American Addiction Centers uncovered some startling trends in a new study on drinking and driving habits in the United States. The survey was released as the nation prepares to celebrate the Fourth of July, a time of the year when people are historically known for overindulging in alcohol. In fact, Alcohol.org found that 57% of people admit to binge drinking on this holiday alone.
“One of the warning signs of addiction is engaging in risky behaviors, such as drunk driving,” said Dr. Lawrence Weinstein, American Addiction Centers’ chief medical officer.
“Unfortunately, this survey is a reminder that some people are in denial about the severity of their drinking and the fact that they could have a problem. We hope this survey will encourage people to self-reflect and seek help if necessary.”
The survey of 600 Americans found:
- 24% of men and 12% of women admitted to driving while blackout drunk
- Nearly 50% of respondents admitted they were a passenger of a drunk driver
- 10% of those who indicated they were fine to drink and drive had received DUIs in the past
- Nearly 26% of respondents said rideshare apps didn’t make them less likely to drink and drive
- 14% of people believed they were fine to drive after 5-6 beers, and 10% after 5-6 glasses of wine
To put some of the findings into perspective, AAC utilized a BAC (Blood Alcohol Content) calculator to estimate the blood alcohol level of a 200 pound male who consumed six 12-ounce beers within four hours. The BAC calculated at 0.09%, which is above the legal limit for driving, and determined it would take approximately six hours to return to 0% BAC.
According to the Centers for Disease Control and Prevention, 29 people die every day in the United States from vehicle crashes involving an alcohol-impaired driver. The most recent data from the National Highway Traffic Safety Administration also shows that there were a total of 10,874 fatalities in motor vehicles involving drivers with BACs above the legal limit in 2016. To view the number of fatalities by state, visit https://www.alcohol.org/guides/drunk-driving-accidents-by-state/

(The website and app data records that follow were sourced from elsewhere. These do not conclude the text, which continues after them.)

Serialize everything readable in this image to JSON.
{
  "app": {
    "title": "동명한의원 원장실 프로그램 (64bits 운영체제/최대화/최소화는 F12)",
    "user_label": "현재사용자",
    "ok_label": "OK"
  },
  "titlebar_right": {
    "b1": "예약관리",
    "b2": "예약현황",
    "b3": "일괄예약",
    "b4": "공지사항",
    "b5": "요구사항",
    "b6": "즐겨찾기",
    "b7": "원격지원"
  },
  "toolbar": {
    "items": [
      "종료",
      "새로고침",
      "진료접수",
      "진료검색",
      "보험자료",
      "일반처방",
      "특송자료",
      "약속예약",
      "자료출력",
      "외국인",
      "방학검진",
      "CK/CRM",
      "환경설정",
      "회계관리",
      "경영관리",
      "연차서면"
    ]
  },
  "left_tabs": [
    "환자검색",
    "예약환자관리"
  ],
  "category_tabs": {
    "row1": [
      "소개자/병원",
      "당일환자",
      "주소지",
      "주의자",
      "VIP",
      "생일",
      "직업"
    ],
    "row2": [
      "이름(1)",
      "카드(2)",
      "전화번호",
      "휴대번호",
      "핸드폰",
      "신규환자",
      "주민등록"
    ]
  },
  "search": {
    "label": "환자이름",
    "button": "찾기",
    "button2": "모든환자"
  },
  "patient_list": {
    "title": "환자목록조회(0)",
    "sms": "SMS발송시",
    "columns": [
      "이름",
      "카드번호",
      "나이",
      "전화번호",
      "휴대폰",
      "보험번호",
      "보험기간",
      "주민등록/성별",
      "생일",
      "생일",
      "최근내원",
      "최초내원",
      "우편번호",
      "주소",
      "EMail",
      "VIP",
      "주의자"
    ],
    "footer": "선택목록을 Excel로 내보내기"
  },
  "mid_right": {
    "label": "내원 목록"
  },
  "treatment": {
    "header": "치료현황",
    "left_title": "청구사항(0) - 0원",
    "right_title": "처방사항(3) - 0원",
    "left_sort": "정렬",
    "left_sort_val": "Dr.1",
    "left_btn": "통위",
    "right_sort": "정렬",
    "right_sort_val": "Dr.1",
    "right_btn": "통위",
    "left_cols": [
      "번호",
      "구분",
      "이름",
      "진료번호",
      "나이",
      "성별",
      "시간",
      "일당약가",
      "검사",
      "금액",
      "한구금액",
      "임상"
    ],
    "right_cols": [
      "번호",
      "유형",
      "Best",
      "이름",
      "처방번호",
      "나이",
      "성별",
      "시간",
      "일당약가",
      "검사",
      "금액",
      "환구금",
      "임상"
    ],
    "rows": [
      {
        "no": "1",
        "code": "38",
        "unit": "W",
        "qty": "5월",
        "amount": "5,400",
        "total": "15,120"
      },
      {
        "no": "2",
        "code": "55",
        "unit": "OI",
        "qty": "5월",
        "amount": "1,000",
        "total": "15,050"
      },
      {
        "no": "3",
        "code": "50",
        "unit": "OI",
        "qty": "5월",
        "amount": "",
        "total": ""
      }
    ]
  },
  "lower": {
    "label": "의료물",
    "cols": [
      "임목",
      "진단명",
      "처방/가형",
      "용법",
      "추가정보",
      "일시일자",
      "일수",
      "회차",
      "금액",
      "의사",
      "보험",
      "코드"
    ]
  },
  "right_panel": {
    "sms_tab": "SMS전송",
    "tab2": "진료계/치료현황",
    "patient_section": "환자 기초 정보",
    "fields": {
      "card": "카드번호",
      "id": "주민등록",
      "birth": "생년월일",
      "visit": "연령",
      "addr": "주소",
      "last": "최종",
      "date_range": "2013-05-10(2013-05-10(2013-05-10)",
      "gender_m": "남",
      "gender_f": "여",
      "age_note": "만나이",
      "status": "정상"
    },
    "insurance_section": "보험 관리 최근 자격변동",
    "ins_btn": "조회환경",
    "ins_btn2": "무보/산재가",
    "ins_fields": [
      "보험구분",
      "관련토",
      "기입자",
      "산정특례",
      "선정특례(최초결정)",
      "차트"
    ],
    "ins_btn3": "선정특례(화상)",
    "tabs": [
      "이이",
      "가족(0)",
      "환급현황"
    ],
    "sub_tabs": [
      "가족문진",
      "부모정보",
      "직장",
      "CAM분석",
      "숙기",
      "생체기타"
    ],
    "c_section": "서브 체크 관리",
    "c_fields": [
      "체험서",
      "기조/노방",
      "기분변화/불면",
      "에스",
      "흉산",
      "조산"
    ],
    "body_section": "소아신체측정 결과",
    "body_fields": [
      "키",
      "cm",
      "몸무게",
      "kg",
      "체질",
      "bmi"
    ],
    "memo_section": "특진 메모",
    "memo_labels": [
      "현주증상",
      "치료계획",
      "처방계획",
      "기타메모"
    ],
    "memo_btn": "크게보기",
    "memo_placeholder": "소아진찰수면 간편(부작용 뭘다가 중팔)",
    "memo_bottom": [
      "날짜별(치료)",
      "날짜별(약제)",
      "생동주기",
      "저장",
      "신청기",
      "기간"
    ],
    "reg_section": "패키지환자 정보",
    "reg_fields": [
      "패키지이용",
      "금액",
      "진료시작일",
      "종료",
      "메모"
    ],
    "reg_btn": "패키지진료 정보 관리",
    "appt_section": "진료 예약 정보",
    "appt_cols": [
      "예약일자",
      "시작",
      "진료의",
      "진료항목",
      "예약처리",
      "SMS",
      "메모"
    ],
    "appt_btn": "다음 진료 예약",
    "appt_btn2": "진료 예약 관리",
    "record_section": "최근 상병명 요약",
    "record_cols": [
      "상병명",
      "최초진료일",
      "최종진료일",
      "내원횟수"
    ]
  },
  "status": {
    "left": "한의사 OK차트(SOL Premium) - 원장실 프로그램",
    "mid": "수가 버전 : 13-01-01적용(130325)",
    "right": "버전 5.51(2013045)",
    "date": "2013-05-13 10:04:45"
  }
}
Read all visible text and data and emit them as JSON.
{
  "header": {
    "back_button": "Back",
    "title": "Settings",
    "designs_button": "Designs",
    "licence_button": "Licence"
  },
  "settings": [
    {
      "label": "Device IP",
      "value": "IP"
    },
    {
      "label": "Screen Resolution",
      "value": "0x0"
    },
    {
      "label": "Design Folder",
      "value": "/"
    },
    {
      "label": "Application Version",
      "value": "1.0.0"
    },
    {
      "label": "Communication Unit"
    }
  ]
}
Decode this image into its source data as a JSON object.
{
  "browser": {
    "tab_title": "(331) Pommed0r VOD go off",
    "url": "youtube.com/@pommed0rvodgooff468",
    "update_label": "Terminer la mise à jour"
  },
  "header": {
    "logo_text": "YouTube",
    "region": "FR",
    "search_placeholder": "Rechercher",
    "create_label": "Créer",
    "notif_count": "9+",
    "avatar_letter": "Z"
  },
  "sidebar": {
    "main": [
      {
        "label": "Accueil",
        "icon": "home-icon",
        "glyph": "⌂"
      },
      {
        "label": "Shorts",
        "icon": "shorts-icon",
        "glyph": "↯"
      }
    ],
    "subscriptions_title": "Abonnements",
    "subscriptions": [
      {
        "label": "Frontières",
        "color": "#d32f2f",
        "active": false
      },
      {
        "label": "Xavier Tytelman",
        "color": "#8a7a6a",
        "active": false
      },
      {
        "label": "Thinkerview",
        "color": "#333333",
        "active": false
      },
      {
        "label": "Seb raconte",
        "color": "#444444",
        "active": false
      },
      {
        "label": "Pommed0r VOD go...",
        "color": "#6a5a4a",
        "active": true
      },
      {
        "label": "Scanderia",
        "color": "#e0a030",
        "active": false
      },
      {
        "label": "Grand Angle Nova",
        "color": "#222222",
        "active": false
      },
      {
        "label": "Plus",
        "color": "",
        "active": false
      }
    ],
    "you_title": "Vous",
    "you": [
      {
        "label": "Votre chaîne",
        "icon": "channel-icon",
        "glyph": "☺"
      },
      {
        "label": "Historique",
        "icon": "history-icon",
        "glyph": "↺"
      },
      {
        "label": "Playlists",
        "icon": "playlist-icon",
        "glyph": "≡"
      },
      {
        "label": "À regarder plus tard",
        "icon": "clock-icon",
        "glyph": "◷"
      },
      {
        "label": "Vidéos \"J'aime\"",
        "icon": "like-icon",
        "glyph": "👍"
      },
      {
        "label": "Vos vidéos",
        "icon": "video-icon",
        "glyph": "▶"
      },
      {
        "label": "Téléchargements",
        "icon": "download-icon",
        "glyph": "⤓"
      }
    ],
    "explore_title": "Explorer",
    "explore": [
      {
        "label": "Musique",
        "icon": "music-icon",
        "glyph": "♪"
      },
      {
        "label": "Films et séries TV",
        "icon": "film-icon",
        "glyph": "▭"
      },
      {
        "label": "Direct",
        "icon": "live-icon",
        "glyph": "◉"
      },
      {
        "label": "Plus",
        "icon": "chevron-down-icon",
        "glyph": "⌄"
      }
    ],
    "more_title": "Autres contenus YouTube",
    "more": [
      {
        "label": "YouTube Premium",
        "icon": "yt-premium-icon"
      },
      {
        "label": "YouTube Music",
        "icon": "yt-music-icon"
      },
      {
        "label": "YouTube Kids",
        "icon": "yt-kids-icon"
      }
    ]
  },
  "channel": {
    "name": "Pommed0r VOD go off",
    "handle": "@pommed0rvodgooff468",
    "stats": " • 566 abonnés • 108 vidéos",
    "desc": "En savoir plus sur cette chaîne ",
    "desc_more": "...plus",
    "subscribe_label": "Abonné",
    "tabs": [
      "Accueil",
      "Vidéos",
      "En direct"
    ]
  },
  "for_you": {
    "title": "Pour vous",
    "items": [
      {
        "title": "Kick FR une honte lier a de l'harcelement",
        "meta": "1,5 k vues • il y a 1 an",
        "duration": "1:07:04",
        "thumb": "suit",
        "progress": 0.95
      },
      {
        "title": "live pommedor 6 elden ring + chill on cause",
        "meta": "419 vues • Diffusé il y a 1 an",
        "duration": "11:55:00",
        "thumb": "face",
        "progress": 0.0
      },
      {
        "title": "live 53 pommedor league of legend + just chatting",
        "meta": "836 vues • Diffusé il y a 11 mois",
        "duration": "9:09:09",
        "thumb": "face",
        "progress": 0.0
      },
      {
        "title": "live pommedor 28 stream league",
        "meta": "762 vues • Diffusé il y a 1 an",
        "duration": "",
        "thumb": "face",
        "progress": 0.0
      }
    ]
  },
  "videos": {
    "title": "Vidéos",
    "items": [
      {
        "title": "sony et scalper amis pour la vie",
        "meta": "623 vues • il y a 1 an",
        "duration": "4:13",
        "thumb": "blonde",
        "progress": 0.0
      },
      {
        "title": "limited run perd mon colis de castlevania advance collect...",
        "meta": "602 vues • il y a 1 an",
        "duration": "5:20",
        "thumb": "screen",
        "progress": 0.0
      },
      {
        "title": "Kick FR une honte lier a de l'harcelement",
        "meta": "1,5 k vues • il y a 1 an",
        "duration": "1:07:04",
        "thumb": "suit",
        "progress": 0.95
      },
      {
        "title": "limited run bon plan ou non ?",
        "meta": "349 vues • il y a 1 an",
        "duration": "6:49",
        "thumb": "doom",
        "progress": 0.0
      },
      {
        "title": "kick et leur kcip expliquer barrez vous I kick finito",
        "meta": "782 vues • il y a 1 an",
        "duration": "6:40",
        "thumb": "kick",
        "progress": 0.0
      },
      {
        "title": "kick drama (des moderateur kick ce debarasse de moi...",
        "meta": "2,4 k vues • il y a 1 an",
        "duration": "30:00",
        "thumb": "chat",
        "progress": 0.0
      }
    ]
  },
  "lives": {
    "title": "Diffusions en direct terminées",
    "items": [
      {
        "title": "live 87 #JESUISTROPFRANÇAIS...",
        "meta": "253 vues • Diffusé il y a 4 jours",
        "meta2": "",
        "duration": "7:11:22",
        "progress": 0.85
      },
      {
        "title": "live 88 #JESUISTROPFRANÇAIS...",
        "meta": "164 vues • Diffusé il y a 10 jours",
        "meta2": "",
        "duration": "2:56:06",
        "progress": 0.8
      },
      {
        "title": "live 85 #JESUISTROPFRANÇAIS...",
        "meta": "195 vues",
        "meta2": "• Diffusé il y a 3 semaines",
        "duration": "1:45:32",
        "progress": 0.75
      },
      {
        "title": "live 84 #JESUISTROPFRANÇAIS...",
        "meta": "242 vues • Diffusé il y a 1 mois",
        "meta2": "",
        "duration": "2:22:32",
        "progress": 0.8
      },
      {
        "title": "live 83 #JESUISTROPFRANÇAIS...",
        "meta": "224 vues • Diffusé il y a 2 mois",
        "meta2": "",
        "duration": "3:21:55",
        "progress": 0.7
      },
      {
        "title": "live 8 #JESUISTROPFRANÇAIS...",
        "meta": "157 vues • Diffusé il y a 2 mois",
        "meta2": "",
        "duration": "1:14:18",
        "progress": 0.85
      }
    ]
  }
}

“If we can save even one life by encouraging someone to seek help before something devastating happens, then we are making an impact,” said Weinstein. “While opioids often make the headlines, we treat more patients for addiction to alcohol than any other substance. The problem is just that significant.”
American Addictions Centers offers a 24/7 helpline for the public at 1-800-ALCOHOL.